My year in New York City was perhaps the easiest time in my life to be carless. Many New Yorkers eschew cars in favor of the subway, taxis, and good old foot power. Not that riding the D train daily was always a bowl of peaches, but driving into Harlem every day would have been even worse. To visit friends in Ithaca on the weekends, about five hours away, I took advantage of a regular shuttle bus that showed R-rated pirated movies to its captive general audience. I also tried to meet my need for green places by visiting city parks and cemeteries, instead of, say, driving out into the Catskills when I needed to get away.
I have spent the last three years in Corvallis, Oregon, a town similar to Ithaca in size and attitudes, but without the freezing temperatures or hilly topography that make biking difficult. There are plenty of wooded slopes right outside of town though, so lots of nature experiences are within easy riding distance. Public transportation to nearby towns is not ideal, but it works. I do borrow cars from friends sometimes, and a couple of times I’ve rented a vehicle for a few days, but that’s not part of my everyday life.
In all of these places, I’ve been fortunate to have adventure-loving friends, whom I have accompanied on many exciting trips. Thus, although I’ve had to be patient and dependent on where others wanted to go, I almost never feel like I’m trapped at home or missing out on something. It hasn’t always been easy, but by sharing rides, riding my bike, and using public transportation, I’ve managed to avoid a car this entire time and still live a full life. So can you, whether you live in a big city like New York, a town like Ithaca or Corvallis, or a rural community like our Venezuelan field site or my parent’s house in Wisconsin.

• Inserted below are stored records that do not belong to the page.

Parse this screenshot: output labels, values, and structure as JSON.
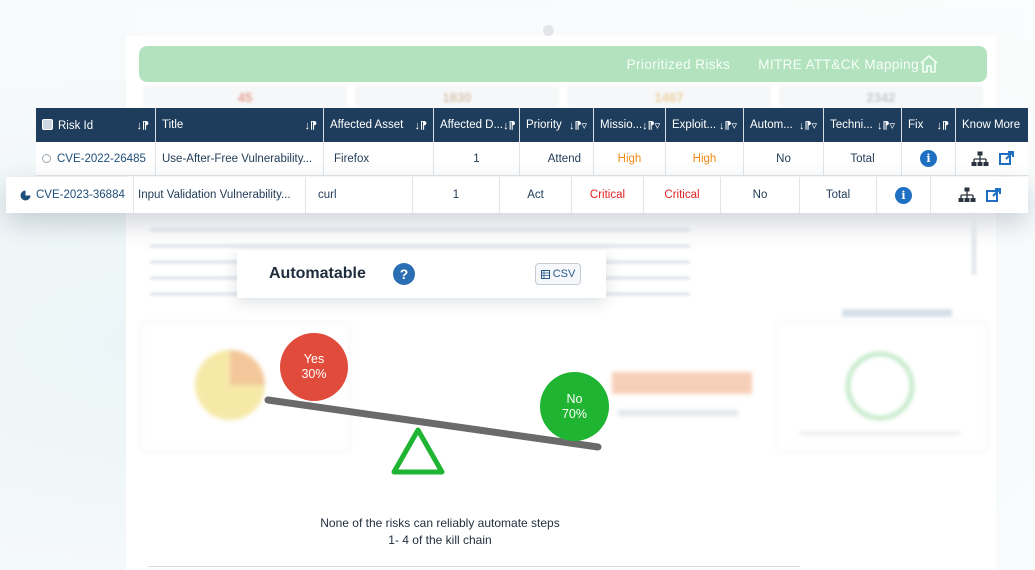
{
  "nav": {
    "links": [
      "Prioritized Risks",
      "MITRE ATT&CK Mapping"
    ],
    "home_icon": "home-icon"
  },
  "stats": [
    "45",
    "1830",
    "1467",
    "2342"
  ],
  "table": {
    "columns": [
      {
        "label": "Risk Id",
        "sort": "↓⁋"
      },
      {
        "label": "Title",
        "sort": "↓⁋"
      },
      {
        "label": "Affected Asset",
        "sort": "↓⁋"
      },
      {
        "label": "Affected D...",
        "sort": "↓⁋"
      },
      {
        "label": "Priority",
        "sort": "↓⁋▿"
      },
      {
        "label": "Missio...",
        "sort": "↓⁋▿"
      },
      {
        "label": "Exploit...",
        "sort": "↓⁋▿"
      },
      {
        "label": "Autom...",
        "sort": "↓⁋▿"
      },
      {
        "label": "Techni...",
        "sort": "↓⁋▿"
      },
      {
        "label": "Fix",
        "sort": "↓⁋"
      },
      {
        "label": "Know More",
        "sort": ""
      }
    ],
    "rows": [
      {
        "risk_id": "CVE-2022-26485",
        "title": "Use-After-Free Vulnerability...",
        "asset": "Firefox",
        "affected": "1",
        "priority": "Attend",
        "mission": "High",
        "exploit": "High",
        "automatable": "No",
        "technical": "Total"
      },
      {
        "risk_id": "CVE-2023-36884",
        "title": "Input Validation Vulnerability...",
        "asset": "curl",
        "affected": "1",
        "priority": "Act",
        "mission": "Critical",
        "exploit": "Critical",
        "automatable": "No",
        "technical": "Total"
      }
    ]
  },
  "automatable_card": {
    "title": "Automatable",
    "help": "?",
    "csv_label": "CSV"
  },
  "scale": {
    "yes_label": "Yes",
    "yes_value": "30%",
    "no_label": "No",
    "no_value": "70%"
  },
  "caption": {
    "line1": "None of the risks can reliably automate steps",
    "line2": "1- 4 of the kill chain"
  },
  "colors": {
    "header": "#1e3d5c",
    "navbar": "#b3e2bf",
    "yes": "#e14b3b",
    "no": "#1fb532",
    "high": "#f08a17",
    "critical": "#e02424",
    "fulcrum": "#1fb532"
  }
}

At this point, some of you may be wondering why I put myself through all of this, and why I’m encouraging others to do the same. Simply put, I’m living the future. Our country’s crazy obsession with the internal combustion engine just cannot last much longer. There is a limited and rapidly dwindling supply of oil on this planet, and the amount that we ought to burn is much smaller still, since every tank of gas pollutes the air and contributes to global warming. Not to mention that just building a car requires a great deal of energy and resources. Yes, new technologies like hybrid cars, biodiesel and hydrogen fuel show some promise, but they don’t completely solve the problem. I can’t imagine a way that every adult on Earth could sustainably drive their own vehicle every day, at least not without either a drastic reduction in population size, or else technological innovations that we are nowhere close to achieving. Furthermore, the attacks five years ago were funded by oil revenues. True patriotic Americans protect their country by reducing thier fossil fuel consumption.
I’m not saying my lifestyle is perfect. I probably still contribute to more than my fair share of fossil fuel burning, even if most of it is through public transportation and carpooling. Still, if even half of all Americans adults lived carlessly for a decade, the environmental improvement would be significant. And I’m not saying that environmentalists can’t own cars. We don’t need to get rid of cars entirely, but there should be fewer of them and they should be used less often. I myself will probably purchase a car eventually, but if I do I will use it minimally, share it with others, and sell it if carlessness again becomes a feasible goal in my life.